This is a great read for all authors. Whether you’re planning to blog, having trouble figuring out what to blog about, or hoping to draw more readers to your blog (which covers practically everybody), don’t miss this article by Peter G. James Sinclair on achieving blogging success:


Are Authors Feeling Discouraged?

I came across a conversation on LinkedIn today. Just the title of the topic of discussion says it all:

Internet blogging, social networking et al has no effect on sales for 99% of new self published writers well certainly not for this one. Agree?

Sadly enough, most of the people who participated in the conversation do agree. Here are some excerpts of what they had to say:

Most of the time we’re blogging to other people who are trying to sell something to us — books, marketing, web design, etc. Same with Twitter. Has anyone else concluded that that almost no one reads other people’s tweets? I almost never do. I can’t understand 90% of them anyway.
–Peter Pollak

That is true I have almost given up. If you book is not getting shelf space and advetising somewhere it’s not moving.
–George Mavromates

I quite agree. My first book was with amazon/createspace. Zero-zilch-nothing in the way of promotion / marketing / sales…
–William Spencer

I thought maybe I was just being impatient–I just published last week, but it appears my concerns are justified. I do have some ideas that might help my sales, but I’m not encouraged. I’ve chatted on other sites with other authors with same concerns.
–Bracy Ratcliff

Boy, that’s depressing. But here’s my take on things (which will hopefully have you feeling a little more positive).

First of all, becoming a successful author is much like becoming a successful actor. You have to go into it knowing that the likelihood that you’ll be rich and famous is minimal. In fact, you probably won’t even be able to pay your bills on the money you’ll make. Deal with it. If you want more stability than that, go into banking.

That said, if you don’t do the things you need to do to become a successful author, then there’s no chance (none, niet, nil) that you’ll make it as a writer. Even the most talented writer probably won’t be successful unless he or she properly executes the non-writing requirements of being an author: in this case, blogging and social networking.

Thankfully, a few of the authors in this discussion agreed with me. Here are their comments.

It takes time to build a following and to expand your networks. Keep at it and the momentum will build.
–Lucy Adams

If you don’t do any of these things, there’s just no chance you’ll ever get yourself out there.
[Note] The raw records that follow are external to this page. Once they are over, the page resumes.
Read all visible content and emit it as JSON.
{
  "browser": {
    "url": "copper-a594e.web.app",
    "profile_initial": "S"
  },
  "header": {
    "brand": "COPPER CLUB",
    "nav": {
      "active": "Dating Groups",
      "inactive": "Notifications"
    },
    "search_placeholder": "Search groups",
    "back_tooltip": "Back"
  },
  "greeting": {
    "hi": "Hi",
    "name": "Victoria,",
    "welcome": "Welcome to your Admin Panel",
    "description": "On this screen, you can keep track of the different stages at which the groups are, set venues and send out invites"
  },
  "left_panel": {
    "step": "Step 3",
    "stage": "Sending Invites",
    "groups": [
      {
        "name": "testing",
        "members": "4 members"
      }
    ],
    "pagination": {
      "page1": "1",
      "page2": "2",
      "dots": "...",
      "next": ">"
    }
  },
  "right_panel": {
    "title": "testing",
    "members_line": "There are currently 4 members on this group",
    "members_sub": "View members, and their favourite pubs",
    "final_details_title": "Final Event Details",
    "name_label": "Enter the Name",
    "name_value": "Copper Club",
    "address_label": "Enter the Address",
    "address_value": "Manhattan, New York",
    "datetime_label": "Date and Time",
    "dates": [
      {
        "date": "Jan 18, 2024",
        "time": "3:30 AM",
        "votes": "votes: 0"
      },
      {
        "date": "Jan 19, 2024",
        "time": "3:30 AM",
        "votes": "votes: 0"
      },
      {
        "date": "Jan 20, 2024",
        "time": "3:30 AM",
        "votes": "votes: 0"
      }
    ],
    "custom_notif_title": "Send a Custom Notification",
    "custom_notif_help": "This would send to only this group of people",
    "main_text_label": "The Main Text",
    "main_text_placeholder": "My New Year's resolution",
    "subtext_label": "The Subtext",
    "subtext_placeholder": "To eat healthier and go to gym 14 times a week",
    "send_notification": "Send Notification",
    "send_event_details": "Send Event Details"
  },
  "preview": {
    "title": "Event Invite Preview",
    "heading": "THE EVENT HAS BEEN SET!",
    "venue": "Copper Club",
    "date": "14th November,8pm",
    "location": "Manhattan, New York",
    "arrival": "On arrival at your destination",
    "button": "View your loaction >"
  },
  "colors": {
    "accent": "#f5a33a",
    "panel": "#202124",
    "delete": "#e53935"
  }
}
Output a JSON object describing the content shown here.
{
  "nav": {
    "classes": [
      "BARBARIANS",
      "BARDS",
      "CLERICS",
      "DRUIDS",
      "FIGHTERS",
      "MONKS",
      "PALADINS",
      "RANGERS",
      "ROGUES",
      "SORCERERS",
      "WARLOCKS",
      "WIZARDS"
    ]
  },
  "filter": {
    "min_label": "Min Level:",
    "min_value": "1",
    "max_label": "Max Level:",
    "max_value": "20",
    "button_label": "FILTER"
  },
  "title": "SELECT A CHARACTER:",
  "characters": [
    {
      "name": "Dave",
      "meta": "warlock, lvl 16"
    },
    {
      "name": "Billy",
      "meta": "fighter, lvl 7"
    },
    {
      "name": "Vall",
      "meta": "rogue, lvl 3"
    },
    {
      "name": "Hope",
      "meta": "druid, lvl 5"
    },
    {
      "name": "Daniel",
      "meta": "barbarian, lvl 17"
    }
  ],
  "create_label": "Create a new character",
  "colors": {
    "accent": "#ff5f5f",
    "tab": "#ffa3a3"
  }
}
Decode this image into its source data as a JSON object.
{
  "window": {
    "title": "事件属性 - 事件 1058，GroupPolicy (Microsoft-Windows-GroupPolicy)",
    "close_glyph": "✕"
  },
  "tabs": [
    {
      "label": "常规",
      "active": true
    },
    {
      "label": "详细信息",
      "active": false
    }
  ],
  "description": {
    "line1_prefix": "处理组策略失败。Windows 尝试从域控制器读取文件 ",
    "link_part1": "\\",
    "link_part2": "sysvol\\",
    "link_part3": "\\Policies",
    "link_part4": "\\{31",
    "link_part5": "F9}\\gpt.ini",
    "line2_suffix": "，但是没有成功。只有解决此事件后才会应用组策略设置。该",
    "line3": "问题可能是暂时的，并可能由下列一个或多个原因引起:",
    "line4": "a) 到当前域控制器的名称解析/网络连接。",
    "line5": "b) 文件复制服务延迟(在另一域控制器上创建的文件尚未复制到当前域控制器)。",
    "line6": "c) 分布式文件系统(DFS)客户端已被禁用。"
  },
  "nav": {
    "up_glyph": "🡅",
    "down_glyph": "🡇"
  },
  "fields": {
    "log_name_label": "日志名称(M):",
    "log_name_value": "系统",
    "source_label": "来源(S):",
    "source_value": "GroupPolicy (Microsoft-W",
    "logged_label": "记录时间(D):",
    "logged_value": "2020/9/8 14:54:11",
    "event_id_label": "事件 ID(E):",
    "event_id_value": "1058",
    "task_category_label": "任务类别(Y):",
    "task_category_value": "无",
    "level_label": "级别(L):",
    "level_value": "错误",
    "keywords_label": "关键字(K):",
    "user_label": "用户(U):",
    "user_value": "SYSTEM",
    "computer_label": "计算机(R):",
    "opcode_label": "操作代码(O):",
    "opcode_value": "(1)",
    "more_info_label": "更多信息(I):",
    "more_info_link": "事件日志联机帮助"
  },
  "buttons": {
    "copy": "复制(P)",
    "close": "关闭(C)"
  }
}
Can’t win if you don’t play.
–Zihong Gorman

You’re right, Zihong. You have to play — and play well — to ever have a chance. So keep your head up and give it your best shot. If you don’t, you’ll regret it later.